Can share the readings posted on my Library Course Reserves or D2L account with a friend who is not in my class?

Yes. While Library Course Reserves and D2L is a content management system that delivers access to copyrighted content to students registered in a given course, it is possible to share this content if it passes the Fair Dealing test (sharing for further educational or research purposes). It is against the UNB copyright policy to share copied course-content in an open environment such as a website.

Can I scan an article that I found in the library's journal print collection?

Yes. The Universities Canada Fair Dealing Guidelines give examples of the following short excerpts that can be copied for educational purposes:

  • (a) up to 10% of a copyright-protected work (including a literary work, musical score, sound recording, and an audiovisual work)
  • (b) one chapter from a book
  • (c) a single article from a periodical
  • (d) an entire artistic work (including a painting, print, photograph, diagram, drawing, map, chart, and plan) from a copyright-protected work containing other artistic works
  • (e) an entire newspaper article or page
  • (f) an entire single poem or musical score from a copyright-protected work containing other poems or musical scores
  • (g) an entire entry from an encyclopedia, annotated bibliography, dictionary or similar reference work

Can I use an insubstantial portion of a copyrighted work without permission as long as I cite the source?

Yes. You can quote an insubstantial amount of text without obtaining copyright permission as long as you cite the source. However, copyright clearance may be required for making multiple copies of a substantial portion of a work, for copying the integral or most important portion of a work, and for copying stand-alone items (such as graphs, tables, figures, diagrams, maps, photographs, complete poems, images). In these instances, citing the source is not enough.

Can an item, such as a graph, chart, map, photograph, diagram or drawing, be used without permission under "Fair Dealing"? It makes up less than 10% of the whole article or book that it came from, right?

Yes, most of the time. While items such as graphs, charts, maps, photographs, diagrams or drawings are considered complete, stand-alone items it is possible to copy the entire work for a within the limits of the Fair Dealing or Educational exceptions specifically if they are portions from a larger work containing copyright material. If the item is a stand alone publication it will require copyright permission before further copying.

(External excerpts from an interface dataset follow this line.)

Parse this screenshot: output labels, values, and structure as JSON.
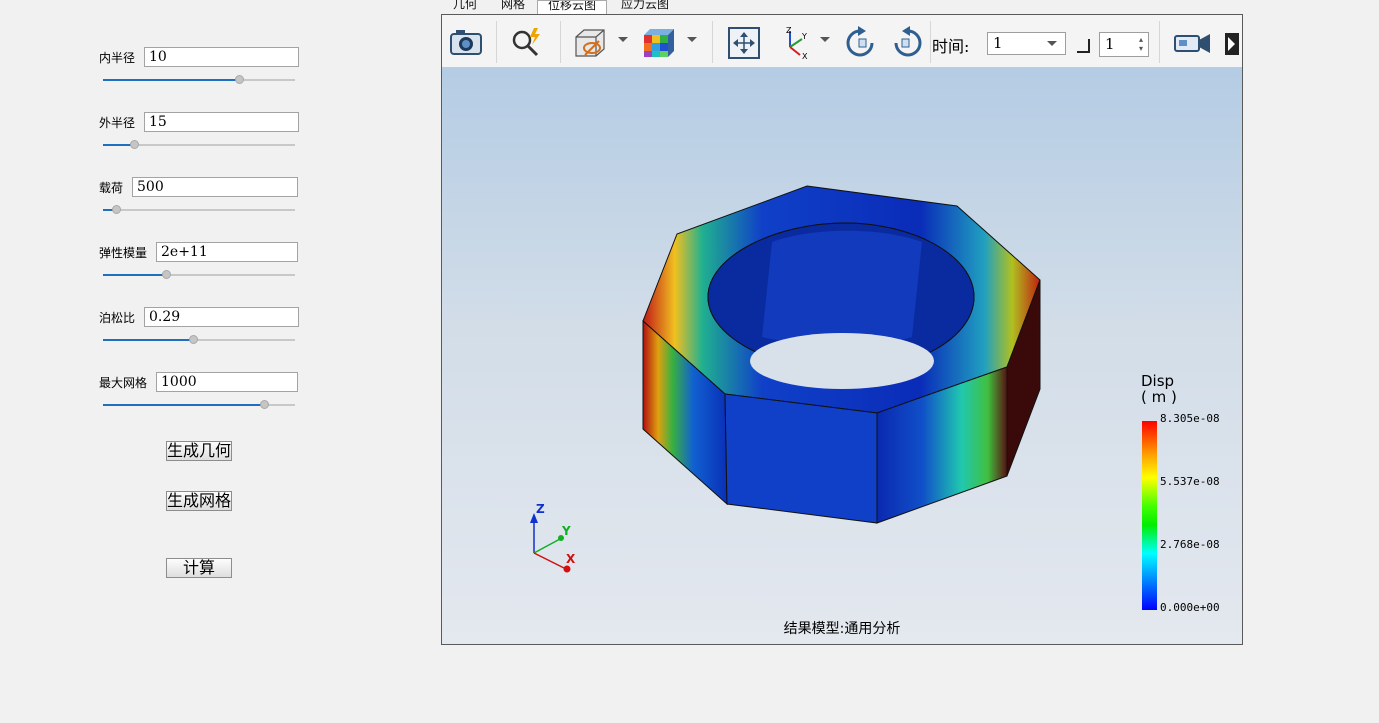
{
  "params": [
    {
      "label": "内半径",
      "value": "10",
      "slider": 0.71
    },
    {
      "label": "外半径",
      "value": "15",
      "slider": 0.16
    },
    {
      "label": "载荷",
      "value": "500",
      "slider": 0.07
    },
    {
      "label": "弹性模量",
      "value": "2e+11",
      "slider": 0.33
    },
    {
      "label": "泊松比",
      "value": "0.29",
      "slider": 0.47
    },
    {
      "label": "最大网格",
      "value": "1000",
      "slider": 0.84
    }
  ],
  "buttons": {
    "generate_geometry": "生成几何",
    "generate_mesh": "生成网格",
    "compute": "计算"
  },
  "tabs": [
    {
      "label": "几何",
      "active": false
    },
    {
      "label": "网格",
      "active": false
    },
    {
      "label": "位移云图",
      "active": true
    },
    {
      "label": "应力云图",
      "active": false
    }
  ],
  "toolbar": {
    "icons": [
      "camera-icon",
      "zoom-icon",
      "display-mode-icon",
      "color-cube-icon",
      "fit-view-icon",
      "axes-icon",
      "rotate-ccw-icon",
      "rotate-cw-icon",
      "video-icon"
    ],
    "time_label": "时间:",
    "time_value": "1",
    "step_value": "1"
  },
  "viewport": {
    "model_label": "结果模型:通用分析",
    "axes": {
      "z": "Z",
      "y": "Y",
      "x": "X"
    },
    "legend": {
      "title": "Disp",
      "unit": "( m )",
      "ticks": [
        "8.305e-08",
        "5.537e-08",
        "2.768e-08",
        "0.000e+00"
      ]
    }
  },
  "colors": {
    "slider_fill": "#1f6fbf",
    "legend_max": "#ff0000",
    "legend_min": "#0000ff"
  }
}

Does Fair Dealing mean that all copying for educational purposes is fair?

No. Fair Dealing means that you can copy a substantial part of a copyrighted work for the purposes of research, private study, criticism, review, news reporting, education, satire or parody provided that you do it fairly. Here are the six evaluation criteria that can help you determine whether your copying is fair: purpose, character, amount, alternatives, nature, and effect of the copying.

The Universities Canada Fair Dealing Guidelines give examples of the following short excerpts that can be copied for educational purposes:

  • (a) up to 10% of a copyright-protected work (including a literary work, musical score, sound recording, and an audiovisual work)
  • (b) one chapter from a book
  • (c) a single article from a periodical
  • (d) an entire artistic work (including a painting, print, photograph, diagram, drawing, map, chart, and plan) from a copyright-protected work containing other artistic works
  • (e) an entire newspaper article or page
  • (f) an entire single poem or musical score from a copyright-protected work containing other poems or musical scores
  • (g) an entire entry from an encyclopedia, annotated bibliography, dictionary or similar reference work

For information regarding the Fair Dealing Policy and Canadian copyright law, contact copyright@unb.ca or call us at 447-3378.